Telling about Plitvička (pleet-VEECH-ka) Lakes National Park in Croatia is sort of like telling of one’s experience visiting the Grand Canyon in the United States. It is a place well known for its unique geological formations and natural beauty. And yet, why not share the story, because in both cases it is worthy of being shared again and again given the beauty of the place and because there is no other place on earth quite like it.
Although there are streams that empty into the Plitvicka Lakes, their primary source originates from underground springs. The string of sixteen successive lakes is like a giant necklace of turquoise jewels strung together with a series of waterfalls. Visitors often ask the obvious question, ‘How many waterfalls are there?’ The answer is, of course nobody knows, partly because the definition of how much water constitutes a waterfall is a matter of speculation. Also, the water level changes with the seasons, and there are more waterfalls during the high water months. The underground aquifer feeding the lakes increases in volume with the spring thaw and seasonal rainfall.

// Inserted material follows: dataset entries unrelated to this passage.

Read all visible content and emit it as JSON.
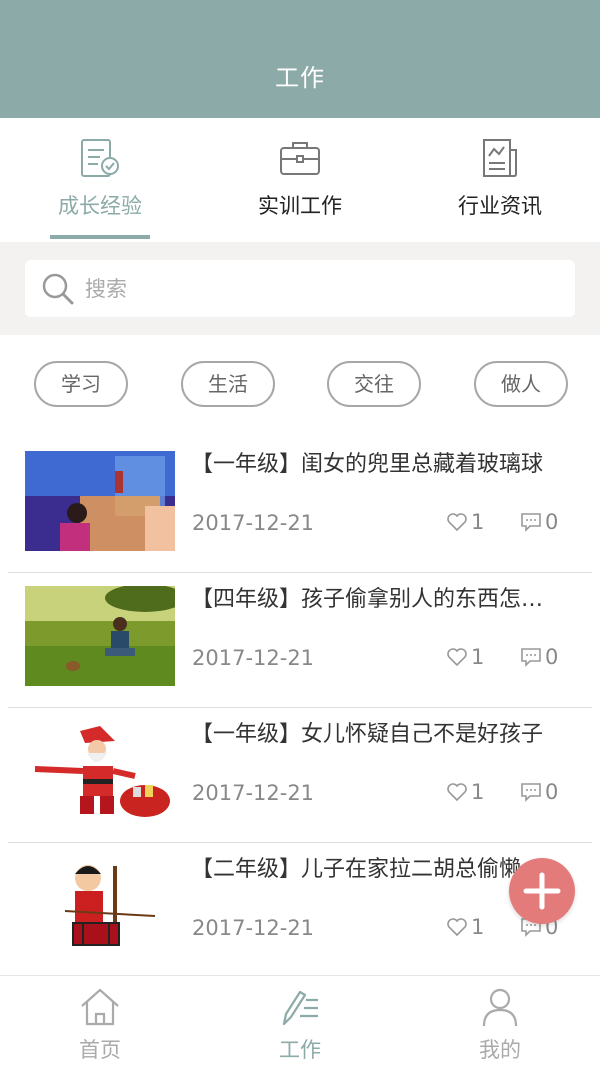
{
  "header": {
    "title": "工作"
  },
  "tabs": [
    {
      "label": "成长经验",
      "icon": "document-check-icon",
      "active": true
    },
    {
      "label": "实训工作",
      "icon": "briefcase-icon",
      "active": false
    },
    {
      "label": "行业资讯",
      "icon": "news-icon",
      "active": false
    }
  ],
  "search": {
    "placeholder": "搜索",
    "value": ""
  },
  "filters": [
    "学习",
    "生活",
    "交往",
    "做人"
  ],
  "articles": [
    {
      "title": "【一年级】闺女的兜里总藏着玻璃球",
      "date": "2017-12-21",
      "likes": "1",
      "comments": "0"
    },
    {
      "title": "【四年级】孩子偷拿别人的东西怎么办",
      "date": "2017-12-21",
      "likes": "1",
      "comments": "0"
    },
    {
      "title": "【一年级】女儿怀疑自己不是好孩子",
      "date": "2017-12-21",
      "likes": "1",
      "comments": "0"
    },
    {
      "title": "【二年级】儿子在家拉二胡总偷懒",
      "date": "2017-12-21",
      "likes": "1",
      "comments": "0"
    }
  ],
  "nav": [
    {
      "label": "首页",
      "icon": "home-icon",
      "active": false
    },
    {
      "label": "工作",
      "icon": "pen-list-icon",
      "active": true
    },
    {
      "label": "我的",
      "icon": "user-icon",
      "active": false
    }
  ],
  "colors": {
    "accent": "#8caaa8",
    "fab": "#e47b7b",
    "search_bg": "#f4f2f1"
  }
}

Schools of trout follow along as we walk the pathways bordering the lakes. I imagine that a number of tourists have fed bread crumbs to the fish over time so that they are now naturally attracted to the movement of people. That may be the only thing added to the water which maintains an amazing purity that makes it possible to see to the bottom of the lakes. The government of Croatia has recognized the importance of the natural beauty of the area and has protected it as a national park since 1949.
The springs feeding the lakes contain calcium carbonate. The calcium solidifies over time to create the rock formations that have given the lakes their unique shapes. While this calcification typically produces rock at the rate of a few millimeters per year at locations around the world, at Plitvicka the rate of rock formation is 30-50 times that rate. Scientists have not been able to fully explain this rapid rock formation. It is a phenomenon exclusive to this one place in Croatia, which contributed to Plitvicka Lakes being designated a UNESCO World Heritage Natural Site.
Other features of the park are worth noting. The highest falls in Croatia can be viewed as one enters the east entrance to the park. Veliki-Slap Falls are nearly 300 feet tall. Visible from across the canyon atop the falls is a wood cabin, the remnants of the last watermill in the area used by settlers to grind their wheat and corn. There are also campgrounds, motels and a luxury hotel near the park to provide a vacation experience for any budget. The entry fee to the park is 110 kuna, about $19.00.
Given the amenities, the beauty and the affordability, a visit to Plitvicka Lakes is too good to pass up. When you take into account the warmth of the people, the great food, the enjoyment of wine country in the north and the Dalmatian Coast to the west and you can see the country beckons with open arms for you discover Croatia for yourself.